Using the data below, return every line that holds the word "Video".

Input data Start Marker

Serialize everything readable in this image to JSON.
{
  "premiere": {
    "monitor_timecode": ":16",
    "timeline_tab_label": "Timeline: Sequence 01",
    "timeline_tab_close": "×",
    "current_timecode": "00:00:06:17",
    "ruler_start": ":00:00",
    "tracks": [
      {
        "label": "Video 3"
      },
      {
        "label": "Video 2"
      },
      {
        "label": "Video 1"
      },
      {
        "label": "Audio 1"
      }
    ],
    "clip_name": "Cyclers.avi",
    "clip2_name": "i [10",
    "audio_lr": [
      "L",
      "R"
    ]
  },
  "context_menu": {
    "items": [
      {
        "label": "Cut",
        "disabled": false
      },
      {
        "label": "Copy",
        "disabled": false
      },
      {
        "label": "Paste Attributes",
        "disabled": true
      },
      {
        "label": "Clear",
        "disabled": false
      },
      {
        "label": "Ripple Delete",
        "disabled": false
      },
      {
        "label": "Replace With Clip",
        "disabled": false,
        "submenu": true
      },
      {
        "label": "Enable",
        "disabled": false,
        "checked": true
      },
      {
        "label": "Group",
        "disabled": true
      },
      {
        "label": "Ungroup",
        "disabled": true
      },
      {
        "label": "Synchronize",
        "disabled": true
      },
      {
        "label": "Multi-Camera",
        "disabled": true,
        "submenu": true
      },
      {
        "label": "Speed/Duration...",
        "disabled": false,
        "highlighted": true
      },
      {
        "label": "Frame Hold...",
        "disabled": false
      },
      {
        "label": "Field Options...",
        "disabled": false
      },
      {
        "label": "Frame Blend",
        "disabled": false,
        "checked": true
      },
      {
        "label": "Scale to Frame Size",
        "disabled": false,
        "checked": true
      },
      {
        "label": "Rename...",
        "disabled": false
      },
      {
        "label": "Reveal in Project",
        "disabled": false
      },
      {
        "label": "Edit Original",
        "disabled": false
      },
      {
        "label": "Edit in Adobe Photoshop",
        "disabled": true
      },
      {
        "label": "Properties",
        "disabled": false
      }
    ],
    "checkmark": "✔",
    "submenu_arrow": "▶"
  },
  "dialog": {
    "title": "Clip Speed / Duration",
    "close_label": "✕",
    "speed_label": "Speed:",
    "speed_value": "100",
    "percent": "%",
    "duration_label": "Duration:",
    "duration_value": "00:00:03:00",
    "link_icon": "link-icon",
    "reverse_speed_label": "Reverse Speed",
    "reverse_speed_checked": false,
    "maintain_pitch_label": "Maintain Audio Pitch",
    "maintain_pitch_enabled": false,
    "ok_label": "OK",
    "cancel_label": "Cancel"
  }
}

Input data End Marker

▶ The answer:
        "label": "Video 3"
        "label": "Video 2"
        "label": "Video 1"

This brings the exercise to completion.